Introduced in 1996, the ASAT Deluxe is a hard rockin’ machine. Only about a 100 of them were produced with a 3-bolt neck attachment before G&L moved to a 4-bolt configuration. The model shares some elements with a Gibson Les Paul Standard: a solid mahogany body, capped with a gorgeous (non-carved) flame maple top, here in Honeyburst finish, pearloid binding around the top, and humbuckers. In the neck, one finds a Seymour Duncan (SD) ’59 (SH-1N) and an SD JB Trembucker (TB-4) in the bridge. These were the default pickups used until 2008 but over time other sets were used, either as default and/or as an option, as can be read here. The hard-rock maple neck has a 12” rosewood fingerboard, Dunlop (Medium) Jumbo 6100 frets, and 1⅝” nut width. It is further equipped with a Saddle-Lock bridge, rear-loaded 3-position pickup selector, volume control, tone control, and mini-toggle switch to split the humbuckers, and chromed, G&L branded Schaller closed tuning machines. Still in production, one can find the current specs here:


ASAT Deluxe (3-bolt)

The story behind this guitar


Serial number:

Neck date:

Body date:


Notwithstanding the omission of a Deluxe in Greg Gagliano’s outstanding collection, I am of the opinion it is an integral part of the ASAT family.

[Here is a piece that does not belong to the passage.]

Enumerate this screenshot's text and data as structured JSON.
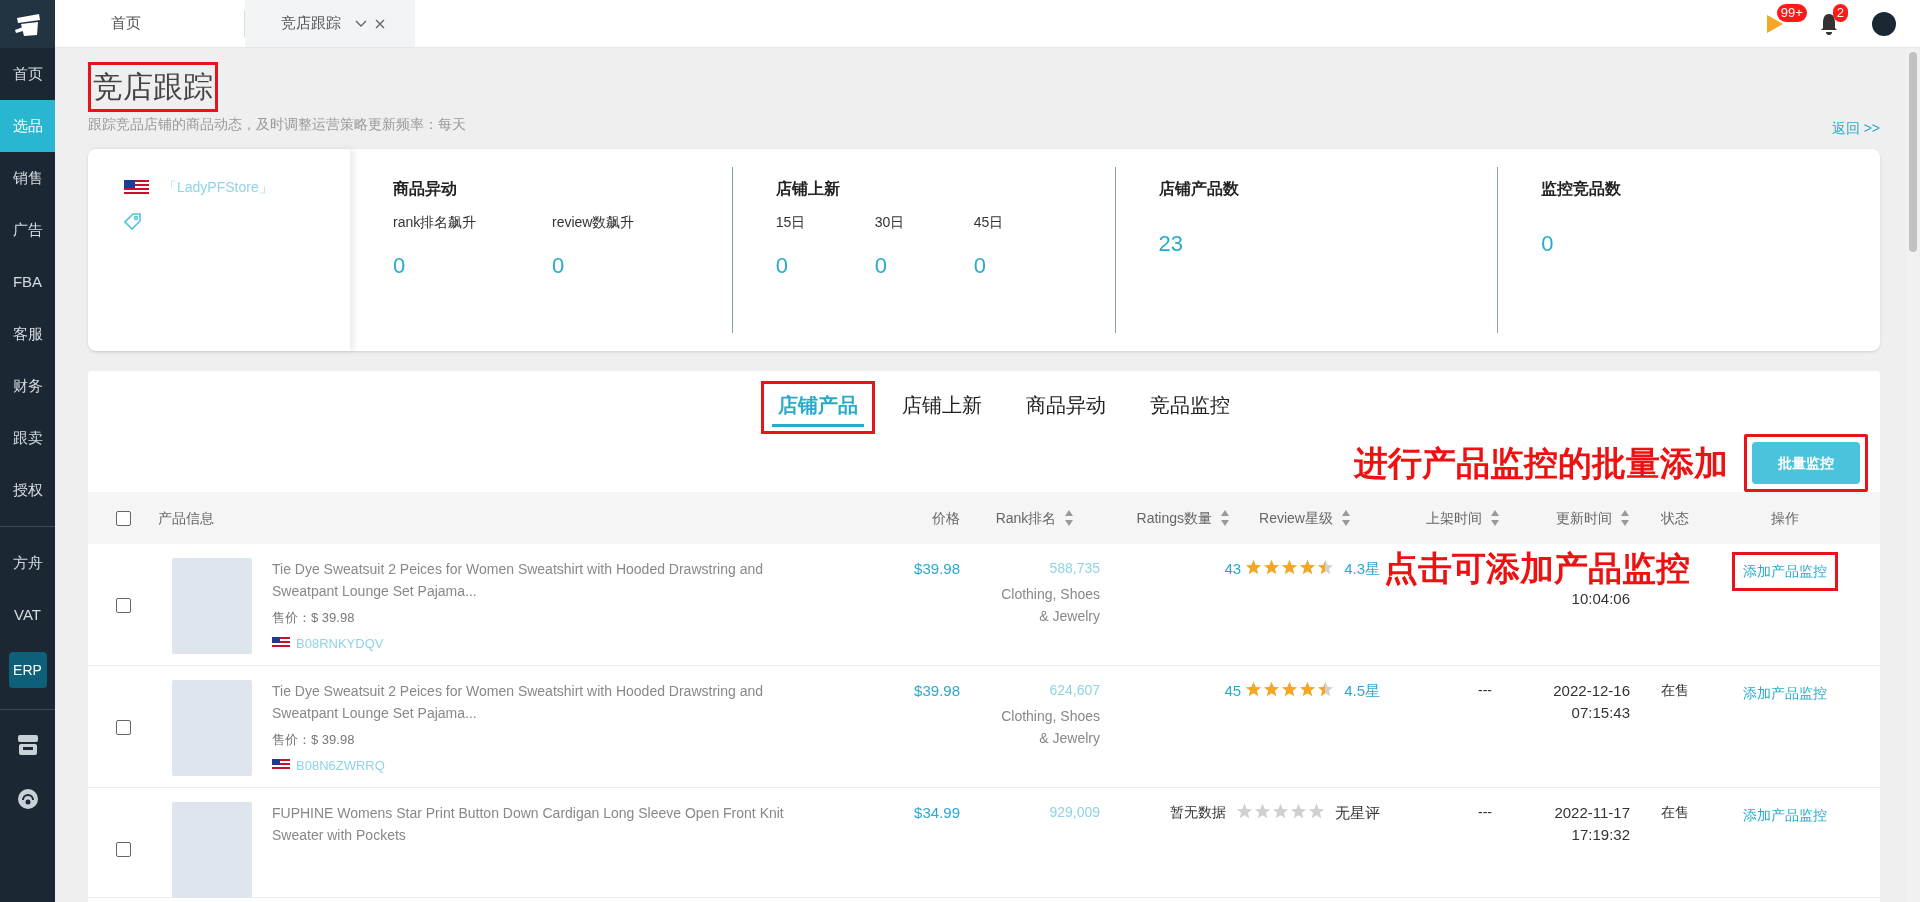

It took quite a while before my first ASAT Deluxe was acquired, as told on its page, but I was always on the look-out for the rare 3-bolt ASAT Deluxe with the standard SD pickups. As the first guitar of 2018, this wonderful specimen was bought from Alan Hyatt (no relation to Dale Hyatt) and it comes with a good story. Apparently this ASAT Deluxe once belonged to Rob Rizzuto, currently the Vice-President of Sales at BBE Sound, Inc.. In 1999, when Rob was still national sales manager at G&L, he was in need of a good DAT recorder. Alan happened to own a high-quality one and the trade was made. The guitar has never been gigged and basically sat in its case for all that time. Although the pocket has no visible date stamp, and the day of month is hard to discern on the neck heel, the original hang tag has the ’10-11[-1996]’ completion date on it. In contrast to the Deluxe on the next page, no adjustments to the amp were needed; the SD pups sound good right out of the box. One interesting observation: whereas the DC-R value for the bridge pickup in split-coil setting typically is about ½ of the full value for all other ASAT Deluxes, here it is more like ¼, i.e. 4.12kΩ out of the full 15.67kΩ, an expected result if each coil has a value R, and hence 2R when in series and ½R when in parallel. But when played, you do not notice that. The sound with split-coils is pretty good. But the full throttle, thick bucker sound is what I like most.

The story behind this guitar



OCT ?? 1996, marked ‘ASAT #1’, ‘DELUX’, ‘D’

none, marked ‘E’

D’Addario EXL110 Nickel Wound Regular Light (10-46)